In the first step, the six participants (Sai Htin Linn Htet, Yu Yu Myint Than, Shwe Wutt Hmon, Minzayar Oo, Hkun Lat and Wai Hnin Tun) started to work on their editing and sequencing with printed photos. We try to find out what’s the best for the book, even if it means to “kill” the darlings, to get rid of favorite photos or photos that might be good, but they don’t fit to the story.
After the layout and the printing: late night making of the books – cutting, glueing, sewing. On the last day, we left the place at around 2.30 am.

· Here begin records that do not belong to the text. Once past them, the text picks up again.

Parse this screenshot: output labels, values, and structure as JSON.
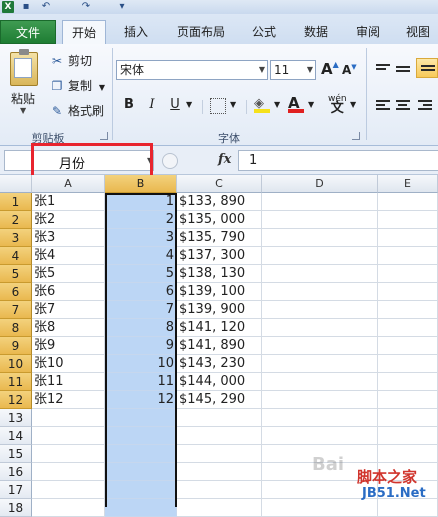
{
  "ribbon": {
    "tabs": [
      "文件",
      "开始",
      "插入",
      "页面布局",
      "公式",
      "数据",
      "审阅",
      "视图"
    ],
    "active_tab": "开始",
    "clipboard": {
      "paste": "粘贴",
      "cut": "剪切",
      "copy": "复制",
      "format_painter": "格式刷",
      "group_label": "剪贴板"
    },
    "font": {
      "name": "宋体",
      "size": "11",
      "bold": "B",
      "italic": "I",
      "underline": "U",
      "group_label": "字体",
      "grow": "A",
      "shrink": "A",
      "font_color": "A",
      "wen": "wén"
    }
  },
  "formula_bar": {
    "name_box": "月份",
    "fx": "fx",
    "formula": "1"
  },
  "grid": {
    "columns": [
      "A",
      "B",
      "C",
      "D",
      "E"
    ],
    "selected_column": "B",
    "rows": [
      {
        "n": "1",
        "a": "张1",
        "b": "1",
        "c": "$133, 890"
      },
      {
        "n": "2",
        "a": "张2",
        "b": "2",
        "c": "$135, 000"
      },
      {
        "n": "3",
        "a": "张3",
        "b": "3",
        "c": "$135, 790"
      },
      {
        "n": "4",
        "a": "张4",
        "b": "4",
        "c": "$137, 300"
      },
      {
        "n": "5",
        "a": "张5",
        "b": "5",
        "c": "$138, 130"
      },
      {
        "n": "6",
        "a": "张6",
        "b": "6",
        "c": "$139, 100"
      },
      {
        "n": "7",
        "a": "张7",
        "b": "7",
        "c": "$139, 900"
      },
      {
        "n": "8",
        "a": "张8",
        "b": "8",
        "c": "$141, 120"
      },
      {
        "n": "9",
        "a": "张9",
        "b": "9",
        "c": "$141, 890"
      },
      {
        "n": "10",
        "a": "张10",
        "b": "10",
        "c": "$143, 230"
      },
      {
        "n": "11",
        "a": "张11",
        "b": "11",
        "c": "$144, 000"
      },
      {
        "n": "12",
        "a": "张12",
        "b": "12",
        "c": "$145, 290"
      },
      {
        "n": "13",
        "a": "",
        "b": "",
        "c": ""
      },
      {
        "n": "14",
        "a": "",
        "b": "",
        "c": ""
      },
      {
        "n": "15",
        "a": "",
        "b": "",
        "c": ""
      },
      {
        "n": "16",
        "a": "",
        "b": "",
        "c": ""
      },
      {
        "n": "17",
        "a": "",
        "b": "",
        "c": ""
      },
      {
        "n": "18",
        "a": "",
        "b": "",
        "c": ""
      }
    ]
  },
  "watermark": {
    "line1": "脚本之家",
    "line2": "JB51.Net",
    "baidu": "Bai"
  },
  "colors": {
    "selection_fill": "#bcd6f5",
    "header_highlight": "#e9b84f",
    "red_highlight": "#e8242e",
    "file_tab": "#1e7d33"
  }
}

The dummies. We make dummies to see what works and what doesn’t, find other solutions, see if the editing, sequencing, size, etc. works or what can be changed – just for getting an idea what the project is about, and have something to show. We did the dummies from scratch in four days, the final book would need more time for finalizing the layout, working on the final cover, looking for the right materials and printing places.
Note from Calin Kruse: In August and September, I had the honour to work in Malaysia and Burma with young photographers from South-East Asia. dienacht Publishing published the book “we will have been young”, showcasing twelve young photographers from eight South-East Asian countries, which developed a body of work related to “Youth” over the past eleven months under the supervision of the tutors Jörg Brüggemann and Tobias Kruse from the Ostkreuz Agency, and with the support of the Goethe Institut in Kuala Lumpur. In Burma, I curated a photobook exhibition and run a photobook workshop. In my posts over the next few weeks, I would like to feature a few portfolios from South-East Asian photographers and show an inside view of my work there.